## WORK INSTRUCTION
Copy, from the material below, each line where "déplacée" shows up.

## STORED DATA
● ● ●

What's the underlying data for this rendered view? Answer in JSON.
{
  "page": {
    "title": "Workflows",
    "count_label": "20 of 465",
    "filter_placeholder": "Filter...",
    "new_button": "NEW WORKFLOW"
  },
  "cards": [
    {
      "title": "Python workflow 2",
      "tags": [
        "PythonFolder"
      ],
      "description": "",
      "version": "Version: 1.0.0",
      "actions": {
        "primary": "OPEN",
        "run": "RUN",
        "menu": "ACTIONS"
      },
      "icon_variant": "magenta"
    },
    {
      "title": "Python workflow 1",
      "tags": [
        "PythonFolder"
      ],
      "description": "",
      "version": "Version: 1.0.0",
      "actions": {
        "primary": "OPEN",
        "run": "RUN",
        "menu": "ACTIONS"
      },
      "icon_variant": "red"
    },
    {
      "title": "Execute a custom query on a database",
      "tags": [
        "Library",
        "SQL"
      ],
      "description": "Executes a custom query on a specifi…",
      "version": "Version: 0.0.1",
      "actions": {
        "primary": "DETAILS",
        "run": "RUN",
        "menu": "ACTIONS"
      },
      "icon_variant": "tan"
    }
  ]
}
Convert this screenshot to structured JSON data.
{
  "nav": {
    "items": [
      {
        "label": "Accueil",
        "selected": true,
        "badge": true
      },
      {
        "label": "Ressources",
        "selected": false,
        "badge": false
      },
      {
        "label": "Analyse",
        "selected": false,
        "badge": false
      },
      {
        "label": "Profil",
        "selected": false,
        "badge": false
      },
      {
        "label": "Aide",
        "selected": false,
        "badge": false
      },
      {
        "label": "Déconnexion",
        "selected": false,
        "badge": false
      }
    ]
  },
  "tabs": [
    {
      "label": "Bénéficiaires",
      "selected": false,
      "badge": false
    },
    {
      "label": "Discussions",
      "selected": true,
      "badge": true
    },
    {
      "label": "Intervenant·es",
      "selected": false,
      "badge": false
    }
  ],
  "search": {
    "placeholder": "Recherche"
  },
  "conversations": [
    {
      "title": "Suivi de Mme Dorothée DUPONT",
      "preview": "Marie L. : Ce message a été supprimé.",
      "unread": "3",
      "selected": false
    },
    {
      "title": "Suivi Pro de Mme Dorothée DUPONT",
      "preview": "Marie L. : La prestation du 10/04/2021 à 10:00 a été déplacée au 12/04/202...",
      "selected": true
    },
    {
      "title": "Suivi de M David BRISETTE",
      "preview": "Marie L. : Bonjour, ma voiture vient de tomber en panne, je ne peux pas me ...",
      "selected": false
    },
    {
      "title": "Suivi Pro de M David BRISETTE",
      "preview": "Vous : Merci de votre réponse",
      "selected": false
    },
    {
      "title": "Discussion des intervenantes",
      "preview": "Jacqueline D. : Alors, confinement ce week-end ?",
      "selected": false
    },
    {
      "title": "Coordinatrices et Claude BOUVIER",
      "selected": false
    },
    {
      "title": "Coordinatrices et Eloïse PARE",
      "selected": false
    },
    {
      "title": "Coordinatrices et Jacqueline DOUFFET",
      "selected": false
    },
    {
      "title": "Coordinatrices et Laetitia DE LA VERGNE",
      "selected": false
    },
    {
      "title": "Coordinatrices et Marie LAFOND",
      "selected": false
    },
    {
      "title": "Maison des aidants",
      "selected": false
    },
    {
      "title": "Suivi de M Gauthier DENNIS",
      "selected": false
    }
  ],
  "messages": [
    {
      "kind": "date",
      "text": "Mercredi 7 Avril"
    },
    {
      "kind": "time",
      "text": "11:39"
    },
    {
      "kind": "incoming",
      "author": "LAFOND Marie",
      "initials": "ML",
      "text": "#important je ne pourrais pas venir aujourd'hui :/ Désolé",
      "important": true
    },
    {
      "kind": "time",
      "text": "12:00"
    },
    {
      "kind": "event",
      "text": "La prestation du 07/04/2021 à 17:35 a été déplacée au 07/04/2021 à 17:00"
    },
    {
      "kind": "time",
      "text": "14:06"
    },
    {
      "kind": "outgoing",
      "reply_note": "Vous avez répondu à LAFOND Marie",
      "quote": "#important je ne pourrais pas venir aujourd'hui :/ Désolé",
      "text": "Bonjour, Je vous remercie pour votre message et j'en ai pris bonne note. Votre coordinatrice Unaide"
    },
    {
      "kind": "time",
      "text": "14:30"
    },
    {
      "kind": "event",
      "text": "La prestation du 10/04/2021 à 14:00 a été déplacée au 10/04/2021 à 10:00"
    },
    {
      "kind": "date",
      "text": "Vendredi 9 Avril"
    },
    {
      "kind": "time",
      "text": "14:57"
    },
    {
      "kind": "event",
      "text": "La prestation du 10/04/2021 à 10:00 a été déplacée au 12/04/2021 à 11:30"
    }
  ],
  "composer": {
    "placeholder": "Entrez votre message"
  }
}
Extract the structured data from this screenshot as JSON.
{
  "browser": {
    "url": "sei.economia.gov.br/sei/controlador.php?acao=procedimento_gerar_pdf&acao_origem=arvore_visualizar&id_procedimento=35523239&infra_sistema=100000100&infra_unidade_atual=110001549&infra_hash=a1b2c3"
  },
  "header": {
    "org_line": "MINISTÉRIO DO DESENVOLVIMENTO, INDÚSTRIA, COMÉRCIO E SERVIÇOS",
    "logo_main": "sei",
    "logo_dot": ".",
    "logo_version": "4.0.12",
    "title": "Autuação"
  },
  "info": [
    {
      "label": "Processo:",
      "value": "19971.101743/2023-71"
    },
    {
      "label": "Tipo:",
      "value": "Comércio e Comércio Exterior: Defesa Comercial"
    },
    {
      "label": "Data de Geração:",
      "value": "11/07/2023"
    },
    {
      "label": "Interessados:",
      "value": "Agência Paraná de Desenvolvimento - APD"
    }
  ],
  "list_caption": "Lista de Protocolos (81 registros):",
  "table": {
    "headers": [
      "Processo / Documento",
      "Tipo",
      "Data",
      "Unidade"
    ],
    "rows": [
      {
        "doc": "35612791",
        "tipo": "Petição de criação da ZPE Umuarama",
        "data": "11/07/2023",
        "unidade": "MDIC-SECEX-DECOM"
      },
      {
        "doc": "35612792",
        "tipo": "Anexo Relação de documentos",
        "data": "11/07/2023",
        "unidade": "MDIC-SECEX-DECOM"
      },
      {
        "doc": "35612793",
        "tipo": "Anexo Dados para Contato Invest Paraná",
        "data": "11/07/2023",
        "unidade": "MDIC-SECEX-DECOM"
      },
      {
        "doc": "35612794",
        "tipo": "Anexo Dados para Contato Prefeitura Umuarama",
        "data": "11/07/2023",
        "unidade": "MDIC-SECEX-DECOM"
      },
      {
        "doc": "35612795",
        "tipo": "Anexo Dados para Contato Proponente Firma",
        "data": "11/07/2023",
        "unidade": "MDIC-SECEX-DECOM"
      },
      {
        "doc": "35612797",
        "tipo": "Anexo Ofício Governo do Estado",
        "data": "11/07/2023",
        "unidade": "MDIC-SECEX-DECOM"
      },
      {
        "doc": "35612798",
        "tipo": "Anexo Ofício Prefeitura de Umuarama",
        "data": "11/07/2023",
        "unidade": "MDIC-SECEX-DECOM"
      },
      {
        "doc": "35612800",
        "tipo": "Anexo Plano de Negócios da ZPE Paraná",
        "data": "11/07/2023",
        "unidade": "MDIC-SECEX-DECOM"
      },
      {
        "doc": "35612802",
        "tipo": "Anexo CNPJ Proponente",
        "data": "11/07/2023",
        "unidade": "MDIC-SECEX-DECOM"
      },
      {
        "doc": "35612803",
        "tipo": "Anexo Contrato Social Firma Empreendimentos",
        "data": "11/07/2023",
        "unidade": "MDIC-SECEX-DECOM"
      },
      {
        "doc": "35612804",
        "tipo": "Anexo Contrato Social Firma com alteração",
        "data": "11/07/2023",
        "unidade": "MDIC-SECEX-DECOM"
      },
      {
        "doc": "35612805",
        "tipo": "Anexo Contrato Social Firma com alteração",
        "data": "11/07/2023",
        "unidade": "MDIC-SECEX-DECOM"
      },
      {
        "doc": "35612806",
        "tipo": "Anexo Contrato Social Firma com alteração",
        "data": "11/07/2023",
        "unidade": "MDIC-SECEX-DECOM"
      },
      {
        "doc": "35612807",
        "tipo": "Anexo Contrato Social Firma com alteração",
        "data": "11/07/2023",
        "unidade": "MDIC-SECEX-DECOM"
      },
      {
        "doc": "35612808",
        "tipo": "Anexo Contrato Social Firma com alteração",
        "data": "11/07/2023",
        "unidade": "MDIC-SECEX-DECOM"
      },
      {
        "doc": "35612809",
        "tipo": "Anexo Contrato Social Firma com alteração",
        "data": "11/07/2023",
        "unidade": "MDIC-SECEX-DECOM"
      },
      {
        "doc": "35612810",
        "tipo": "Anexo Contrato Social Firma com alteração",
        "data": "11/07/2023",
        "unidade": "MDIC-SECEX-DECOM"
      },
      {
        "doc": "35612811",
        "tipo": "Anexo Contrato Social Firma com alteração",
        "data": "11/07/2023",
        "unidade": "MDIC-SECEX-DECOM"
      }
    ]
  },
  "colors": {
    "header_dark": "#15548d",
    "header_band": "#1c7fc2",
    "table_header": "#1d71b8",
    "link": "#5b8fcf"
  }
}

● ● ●

## PROBLEM SOLUTION
      "preview": "Marie L. : La prestation du 10/04/2021 à 10:00 a été déplacée au 12/04/202...",
      "text": "La prestation du 07/04/2021 à 17:35 a été déplacée au 07/04/2021 à 17:00"
      "text": "La prestation du 10/04/2021 à 14:00 a été déplacée au 10/04/2021 à 10:00"
      "text": "La prestation du 10/04/2021 à 10:00 a été déplacée au 12/04/2021 à 11:30"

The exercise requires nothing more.